Dr. Jafarzadeh notes the true accuracy of the doctor-diagnosed arthritis survey question is even less in the real world because the NHIS participants’ access to healthcare may have been more limited than people who participated in the validation study. “This means the rate of misclassification by using a single survey question on doctor-diagnosed arthritis is potentially even higher than what was reported in the validation study,” he says.
You Might Also Like
Explore This IssueApril 2018
Also By This Author
One strategy to increase accuracy is to combine results of individual diagnostic criteria such as self-reports of arthritis diagnosis and arthritis-like symptoms, the article states. This would address concerns about participants 64 years old or younger who may have arthritis yet were misclassified as healthy under the single criterion of doctor-diagnosed arthritis.
The Nuts & Bolts
In their study, Dr. Jafarzadeh and David T. Felson, MD, MPH, of the Boston University School of Medicine, analyzed data from the 2015 survey using expanded surveillance criteria to reexamine the prevalence of arthritis in the United States. To account for arthritis cases that might have been missed in the current national figures, they developed a Bayesian multinomial latent class model that allowed them to estimate prevalence without knowing the true disease status of each survey participant.
“Our analytic approach explicitly adjusts for the misclassification driven by the imperfect accuracy of the arthritis-related questions in the NHIS survey,” Dr. Jafarzadeh writes in an email. “Further, our study uses two additional arthritis-related questions from the NHIS survey on joint symptoms that are consistent with arthritis (i.e., aching or stiffness). These additional questions were also studied in the [validation] study of 2005. Our analytic approach allows estimation of the true prevalence of arthritis from aggregate-level data that are corrected for misclassification, despite using three imperfect criteria.”
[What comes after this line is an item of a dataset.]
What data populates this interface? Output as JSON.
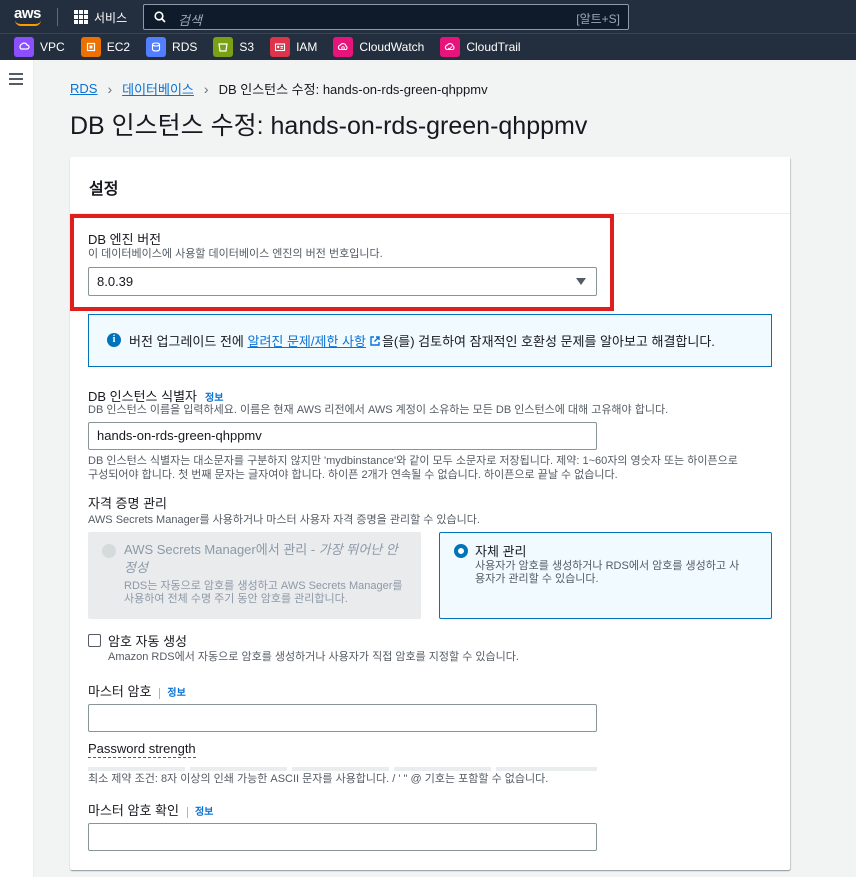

In addition to the CDC-defined cases of doctor-diagnosed arthritis, Dr. Jafarzadeh charted positive survey responses to chronic joint symptoms within the past 30 days, and whether onset had exceeded three months. Those symptoms included pain, aching or stiffness felt in or around a joint but not in the back or neck.
Out of 33,672 people in the survey who were 18–64 years of age, 19.3% of men and 16.7% of women had experienced joint symptoms but responded “no” when asked if they had doctor-diagnosed arthritis, according to the article. For those 65 or older, 15.7% of men and 13.5% of women said they had chronic joint symptoms without a report of doctor-diagnosed arthritis.
“Implicit in the question on doctor-diagnosed arthritis when the response is positive, is that the surveyed individual sought or had access to medical care from a health professional,” states the article. “However, a negative response to the doctor-diagnosed question could be the result of either lack of medical attention to joint symptoms, or a truly negative diagnosis. Moreover, an individual … diagnosed by a health professional to have arthritis may never be explicitly informed of the diagnosis.”